David Grahame Shane is Adjunct Professor in the Urban Design program at Columbia GSAPP.
Shane studied architecture at the Architectural Association, London,
graduating in 1969 with his Dream City Thesis published in the AA125
Volume (1972). He continued with an M.Arch in Urban Design (1971) and then an
Architectural and Urban History Ph.D. (1978) with Colin Rowe at Cornell University.
Professor Rowe incorporated Shane's Urban Patterns in London drawing into Collage
City (1978). After Cornell Shane organized the First Year Unit 1 Urban Design studio for
Alvin Boyarsky at the AA 1972-76 and then taught at Bennington College while
completing his PhD., coming to Columbia in 1985. During this period he published
widely in Architectural Design (London), Lotus International (Milan) and Artforum
In 1990 he started teaching Urban Design studios and added UD seminars
from 1991-97. He then switched to the Recombinant Urbanism Seminar in the Spring
Semester 1998. During this period he also taught at the University of Pennsylvania, the Cooper Union, and at City College with
Professor Michael Sorkin in the UD Program (2000-2005).
During the 90s Shane wrote about New York's urban fragmentation, enclaves and heterotopias for many
professional and international publications. He published his article the "Short History
of Landscape Urbanism" in the Harvard Architectural Review in 2003. He published
Recombinant Urbanism: Conceptual Modeling in Architecture, Urban Design and City

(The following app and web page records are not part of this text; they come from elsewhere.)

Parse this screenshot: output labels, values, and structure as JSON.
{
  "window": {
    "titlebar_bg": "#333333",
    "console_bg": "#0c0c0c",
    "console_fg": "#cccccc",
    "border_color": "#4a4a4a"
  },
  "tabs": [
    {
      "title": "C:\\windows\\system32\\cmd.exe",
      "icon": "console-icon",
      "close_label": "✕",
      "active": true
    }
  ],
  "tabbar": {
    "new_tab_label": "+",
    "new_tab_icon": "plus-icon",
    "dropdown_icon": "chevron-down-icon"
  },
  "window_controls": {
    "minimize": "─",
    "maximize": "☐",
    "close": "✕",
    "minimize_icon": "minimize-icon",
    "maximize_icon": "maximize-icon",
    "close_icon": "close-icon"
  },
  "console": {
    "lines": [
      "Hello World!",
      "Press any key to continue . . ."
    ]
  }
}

Theory (2005) and co-edited with Brian McGrath the Architectural Design title Sensing
the 21st Century City: Close-Up and Remote (2005). Urban Design Since 1945; a
Global Perspective (2011). Since 1999 Shane has participated in the UD PhD program
at the IUAV Venice with Professors Secchi and Vigano and is also currently a Visiting
Professor at the Milan Polytechnic.
In 1999 he gave the
Yokohama Bi-Annual Urban Design Lecture and has lectured widely in Bangkok,
Singapore, Hong Kong, Nanjing, Shanghai and Beijing. He has published in
architectural journals in Europe, the USA and Asia. Recent examples include Block,
Superblock and Megablock; A Short History (2014) online at Archiduecitta, Chinese
Rapid Urbanization and the Megacity in Cities in Transition (NAi, 2015) and A Short
History of Hong Kong Malls and Towers in Stefan Als (Ed.) Mall City (2016).